Viraj Ghaisas | Bhandardara Dam, Maharashtra

Pending      viraj ghaisas - Captivating Courtship Rituals From The Animal Kingdom | Nature inFocus

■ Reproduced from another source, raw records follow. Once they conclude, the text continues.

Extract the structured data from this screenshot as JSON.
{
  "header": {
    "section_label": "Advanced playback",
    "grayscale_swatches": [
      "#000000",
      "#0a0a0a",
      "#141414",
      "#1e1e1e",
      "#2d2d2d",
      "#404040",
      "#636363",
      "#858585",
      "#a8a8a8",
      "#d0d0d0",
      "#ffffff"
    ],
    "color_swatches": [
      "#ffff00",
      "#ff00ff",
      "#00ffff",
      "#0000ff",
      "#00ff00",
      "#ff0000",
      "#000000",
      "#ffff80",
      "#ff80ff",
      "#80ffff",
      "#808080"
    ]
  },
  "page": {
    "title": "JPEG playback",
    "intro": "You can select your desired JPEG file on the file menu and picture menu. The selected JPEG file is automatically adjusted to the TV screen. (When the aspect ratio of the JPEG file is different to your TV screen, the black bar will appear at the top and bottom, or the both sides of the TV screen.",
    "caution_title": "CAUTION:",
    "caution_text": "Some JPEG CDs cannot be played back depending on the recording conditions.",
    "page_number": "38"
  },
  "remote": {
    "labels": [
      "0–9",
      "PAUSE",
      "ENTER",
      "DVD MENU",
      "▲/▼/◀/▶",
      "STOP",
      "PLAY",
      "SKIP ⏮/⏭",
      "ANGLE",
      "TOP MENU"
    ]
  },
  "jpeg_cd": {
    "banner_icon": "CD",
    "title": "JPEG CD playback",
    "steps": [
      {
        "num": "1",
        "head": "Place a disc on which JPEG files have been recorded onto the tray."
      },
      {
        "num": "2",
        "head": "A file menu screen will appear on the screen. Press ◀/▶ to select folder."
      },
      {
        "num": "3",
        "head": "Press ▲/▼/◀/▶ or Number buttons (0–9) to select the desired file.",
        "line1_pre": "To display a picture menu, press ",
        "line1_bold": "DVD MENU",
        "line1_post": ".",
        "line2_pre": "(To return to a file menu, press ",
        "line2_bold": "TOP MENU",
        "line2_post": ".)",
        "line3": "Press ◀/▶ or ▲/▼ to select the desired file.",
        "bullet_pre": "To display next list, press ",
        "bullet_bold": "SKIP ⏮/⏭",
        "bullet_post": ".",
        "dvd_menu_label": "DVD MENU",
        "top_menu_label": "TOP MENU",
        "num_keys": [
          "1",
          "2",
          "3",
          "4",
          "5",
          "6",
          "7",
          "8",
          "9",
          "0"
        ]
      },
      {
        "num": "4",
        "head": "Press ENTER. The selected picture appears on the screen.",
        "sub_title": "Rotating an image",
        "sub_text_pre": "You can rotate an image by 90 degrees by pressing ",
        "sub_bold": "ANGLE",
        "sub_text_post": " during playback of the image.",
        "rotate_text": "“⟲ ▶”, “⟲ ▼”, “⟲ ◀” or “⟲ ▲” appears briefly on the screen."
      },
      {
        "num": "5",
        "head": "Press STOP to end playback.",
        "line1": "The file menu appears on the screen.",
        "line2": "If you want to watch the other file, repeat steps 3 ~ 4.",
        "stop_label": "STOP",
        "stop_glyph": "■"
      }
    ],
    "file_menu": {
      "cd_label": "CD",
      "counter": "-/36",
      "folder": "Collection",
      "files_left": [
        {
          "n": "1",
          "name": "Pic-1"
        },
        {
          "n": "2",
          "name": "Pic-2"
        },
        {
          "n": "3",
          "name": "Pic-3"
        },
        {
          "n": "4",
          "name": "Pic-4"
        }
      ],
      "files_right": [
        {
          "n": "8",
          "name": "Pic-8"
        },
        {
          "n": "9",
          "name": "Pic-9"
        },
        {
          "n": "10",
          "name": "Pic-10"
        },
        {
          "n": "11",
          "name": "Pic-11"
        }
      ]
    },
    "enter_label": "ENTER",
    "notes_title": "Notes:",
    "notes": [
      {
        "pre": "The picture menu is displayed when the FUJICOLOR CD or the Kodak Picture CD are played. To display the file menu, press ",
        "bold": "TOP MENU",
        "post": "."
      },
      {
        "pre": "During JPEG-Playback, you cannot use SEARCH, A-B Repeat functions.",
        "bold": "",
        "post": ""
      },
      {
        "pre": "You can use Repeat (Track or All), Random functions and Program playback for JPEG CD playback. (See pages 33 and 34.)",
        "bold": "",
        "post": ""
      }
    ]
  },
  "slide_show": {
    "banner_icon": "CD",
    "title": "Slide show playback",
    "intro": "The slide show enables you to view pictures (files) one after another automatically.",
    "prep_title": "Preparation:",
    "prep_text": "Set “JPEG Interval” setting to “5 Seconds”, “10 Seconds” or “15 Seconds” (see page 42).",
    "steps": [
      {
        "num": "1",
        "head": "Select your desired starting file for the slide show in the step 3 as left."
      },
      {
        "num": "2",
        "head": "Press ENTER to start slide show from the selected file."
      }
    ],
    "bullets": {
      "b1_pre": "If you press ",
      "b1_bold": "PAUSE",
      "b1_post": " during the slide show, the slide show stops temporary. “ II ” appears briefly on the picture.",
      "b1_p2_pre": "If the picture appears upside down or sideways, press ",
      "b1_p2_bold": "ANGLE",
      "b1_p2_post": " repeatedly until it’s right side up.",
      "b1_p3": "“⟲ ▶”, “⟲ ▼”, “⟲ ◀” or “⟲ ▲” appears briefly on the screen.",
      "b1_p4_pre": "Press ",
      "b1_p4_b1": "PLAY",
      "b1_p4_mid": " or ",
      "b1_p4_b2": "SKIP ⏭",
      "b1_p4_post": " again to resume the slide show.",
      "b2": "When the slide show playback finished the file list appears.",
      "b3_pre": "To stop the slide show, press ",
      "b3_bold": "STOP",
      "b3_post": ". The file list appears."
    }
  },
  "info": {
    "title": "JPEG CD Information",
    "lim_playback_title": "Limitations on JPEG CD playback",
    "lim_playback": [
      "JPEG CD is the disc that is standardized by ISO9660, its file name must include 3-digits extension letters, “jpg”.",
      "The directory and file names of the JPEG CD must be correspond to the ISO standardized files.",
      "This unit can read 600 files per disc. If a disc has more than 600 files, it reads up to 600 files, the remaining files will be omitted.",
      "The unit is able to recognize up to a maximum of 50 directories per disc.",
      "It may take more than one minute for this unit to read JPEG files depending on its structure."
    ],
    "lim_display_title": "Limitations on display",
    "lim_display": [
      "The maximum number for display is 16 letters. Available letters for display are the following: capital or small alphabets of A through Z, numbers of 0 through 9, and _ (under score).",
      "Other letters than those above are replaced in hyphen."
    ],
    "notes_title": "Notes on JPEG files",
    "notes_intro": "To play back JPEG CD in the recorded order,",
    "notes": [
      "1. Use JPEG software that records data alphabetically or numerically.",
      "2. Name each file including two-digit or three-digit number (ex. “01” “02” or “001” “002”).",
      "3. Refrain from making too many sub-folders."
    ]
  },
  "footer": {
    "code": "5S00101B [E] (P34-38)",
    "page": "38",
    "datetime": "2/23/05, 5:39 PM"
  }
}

Lighting up in love! Fireflies use bioluminescence for various reasons, one of which is to find a potential mate. Flash patterns aid fireflies to locate members of the opposite sex within their species. Well, when there are 2000 of them, this is an important concern to have. Female fireflies choose a mate based on the intensity of light as well as the flash rate. Some firefly species use pheromones to find a suitable mate, and others use both visual and olfactory cues to initiate attraction. Fireflies congregate in large numbers just before the monsoon season to procreate. Time is of the essence here as fireflies live for only a few months as adults. This is why males engage in constant signalling till they find a consenting female. Often this can take up to hours. Once they do find the right partner, the lights go out, and the mating begins.